Setting limits can actually lead to deeper connection to those we care about. Because we don’t know our limits we go much further or stop very short of where we want to be and how much we want to do with someone or how much we want to do for someone.
Not knowing what our limits can turn us into caretakers instead of care givers. Caregivers have good boundaries and know their limits. Caretakers go way beyond and further than they really want to go. Caretakers actually end up taking something out of those they are around—like their integrity, energy, self-esteem, or the money they find underneath the cushions on the couch or lying around. In other words, we have to take something for giving up something of ourselves that we really do not want to give. Many people, who don’t know or pay attention to their limits, tend to feel resentment and therefore need some kind of payment or restitution. People who know and respect their own limits can care for others without resentment, without feeling like something is being taken from them and they actually feel energized by their giving to others. This is what I call being compassionately assertive which I’ll say more about in a future article.

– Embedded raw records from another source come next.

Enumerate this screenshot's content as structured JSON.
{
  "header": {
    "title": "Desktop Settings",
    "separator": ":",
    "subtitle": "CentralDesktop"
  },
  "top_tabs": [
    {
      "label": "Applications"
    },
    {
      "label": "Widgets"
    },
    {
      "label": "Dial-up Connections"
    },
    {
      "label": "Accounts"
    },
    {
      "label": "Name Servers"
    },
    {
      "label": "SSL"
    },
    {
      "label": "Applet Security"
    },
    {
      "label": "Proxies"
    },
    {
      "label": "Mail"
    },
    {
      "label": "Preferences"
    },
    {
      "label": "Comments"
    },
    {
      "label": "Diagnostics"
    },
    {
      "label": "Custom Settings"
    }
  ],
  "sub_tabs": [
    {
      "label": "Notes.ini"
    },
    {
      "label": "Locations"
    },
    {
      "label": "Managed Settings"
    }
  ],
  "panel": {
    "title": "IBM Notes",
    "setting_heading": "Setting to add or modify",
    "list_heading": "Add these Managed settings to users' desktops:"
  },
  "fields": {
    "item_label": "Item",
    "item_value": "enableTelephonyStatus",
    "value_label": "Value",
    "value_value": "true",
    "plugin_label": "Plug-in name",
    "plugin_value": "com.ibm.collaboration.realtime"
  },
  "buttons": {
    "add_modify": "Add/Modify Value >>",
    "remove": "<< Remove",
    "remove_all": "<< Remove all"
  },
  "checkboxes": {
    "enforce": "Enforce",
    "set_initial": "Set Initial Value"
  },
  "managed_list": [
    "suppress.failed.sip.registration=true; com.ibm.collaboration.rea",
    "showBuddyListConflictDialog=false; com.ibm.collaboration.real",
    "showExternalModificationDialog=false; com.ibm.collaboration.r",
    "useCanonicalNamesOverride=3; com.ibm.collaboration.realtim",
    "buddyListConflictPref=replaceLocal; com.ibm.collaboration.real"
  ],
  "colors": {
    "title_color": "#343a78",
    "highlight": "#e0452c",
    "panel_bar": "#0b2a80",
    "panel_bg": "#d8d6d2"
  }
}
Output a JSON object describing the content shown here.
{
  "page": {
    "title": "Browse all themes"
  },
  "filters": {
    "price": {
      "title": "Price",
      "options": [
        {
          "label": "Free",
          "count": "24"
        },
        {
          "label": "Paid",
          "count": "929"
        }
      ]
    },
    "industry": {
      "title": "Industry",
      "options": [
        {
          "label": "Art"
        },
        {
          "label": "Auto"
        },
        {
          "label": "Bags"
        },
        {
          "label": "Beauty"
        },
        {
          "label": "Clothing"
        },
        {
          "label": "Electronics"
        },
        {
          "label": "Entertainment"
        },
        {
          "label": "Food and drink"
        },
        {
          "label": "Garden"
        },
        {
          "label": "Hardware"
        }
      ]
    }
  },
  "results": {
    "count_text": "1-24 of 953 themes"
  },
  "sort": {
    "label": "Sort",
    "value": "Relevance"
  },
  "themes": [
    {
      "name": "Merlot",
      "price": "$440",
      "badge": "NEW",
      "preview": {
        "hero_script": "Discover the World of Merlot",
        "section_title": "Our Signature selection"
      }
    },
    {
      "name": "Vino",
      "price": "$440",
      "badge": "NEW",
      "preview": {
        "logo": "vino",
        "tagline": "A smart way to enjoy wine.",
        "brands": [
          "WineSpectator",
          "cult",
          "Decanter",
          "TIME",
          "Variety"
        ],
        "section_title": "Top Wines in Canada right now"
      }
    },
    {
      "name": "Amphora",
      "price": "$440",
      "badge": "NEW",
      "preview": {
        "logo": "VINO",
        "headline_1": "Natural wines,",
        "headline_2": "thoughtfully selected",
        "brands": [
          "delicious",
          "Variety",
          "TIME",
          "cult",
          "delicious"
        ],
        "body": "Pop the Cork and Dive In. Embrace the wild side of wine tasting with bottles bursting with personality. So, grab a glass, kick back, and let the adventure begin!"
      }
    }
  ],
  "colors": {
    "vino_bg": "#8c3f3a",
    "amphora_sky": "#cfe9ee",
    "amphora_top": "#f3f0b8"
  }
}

When we listen to our own internal rhythms for closeness and separateness, we know what our limits are. If we stay true to our rhythms we know how long we can visit our parents without falling into old, destructive conversations and patterns. If we know when to seek solitude to recharge our batteries then we won’t have to push people away or run away from a relationship just because we can’t say, “I need some time alone.”

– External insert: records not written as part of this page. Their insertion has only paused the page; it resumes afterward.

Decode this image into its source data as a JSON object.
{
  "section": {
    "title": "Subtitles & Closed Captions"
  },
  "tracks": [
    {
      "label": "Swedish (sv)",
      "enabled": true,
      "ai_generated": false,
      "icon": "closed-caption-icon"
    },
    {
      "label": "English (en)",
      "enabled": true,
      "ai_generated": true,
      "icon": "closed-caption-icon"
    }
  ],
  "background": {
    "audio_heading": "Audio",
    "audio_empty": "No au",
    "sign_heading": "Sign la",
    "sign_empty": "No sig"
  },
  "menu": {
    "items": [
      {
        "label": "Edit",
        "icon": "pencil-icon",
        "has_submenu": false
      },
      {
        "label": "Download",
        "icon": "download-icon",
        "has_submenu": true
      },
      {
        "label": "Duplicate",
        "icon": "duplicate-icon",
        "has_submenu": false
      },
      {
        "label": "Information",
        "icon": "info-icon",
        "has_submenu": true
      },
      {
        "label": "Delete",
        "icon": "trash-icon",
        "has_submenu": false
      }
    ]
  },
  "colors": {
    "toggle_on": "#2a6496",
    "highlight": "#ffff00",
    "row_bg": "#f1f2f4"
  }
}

I asked another client of mine we’ll call Terry, who was taking a sabbatical from interacting with his father, how long he thought he could be with him when he resumed the relationship before feeling overwhelmed? “Maybe thirty minutes and then I’ll become his little boy again who stays much longer with his daddy and we’ll be in the same old dysfunctional drama we’re always in.”
“How about just staying thirty minutes or less if that is your limit?” I asked.
“We’d probably enjoy each other’s company. I’d leave on a good note because I’d still be an adult instead of a pissed off kid who didn’t want to ever come back and see his father for a long time.”
Further Purposes of Limits
Limits not only help us establish the difference between caring for and caretaking, they separate quantity from quality. Terry recognized that if his father died, it would be after a compassionate exchange of time, energy, respect, and love, not a resentful one.
Here are a few more examples of less dramatic ways to thinks about limits:
- I’ll only be able to go one more week.
- I’ll explain this two more times.
- I can talk about his for thirty minutes.
- I’ll give my boss one month to respond to my request.
Question: Can you think of times you have gone “way beyond” your limits with someone at home or work?
Knowing Your Limits is an excerpt from John Lee’s upcoming book, 24 Things Women Can Do To Increase the Emotional Intelligence of Their Man, which is on sale this November 24!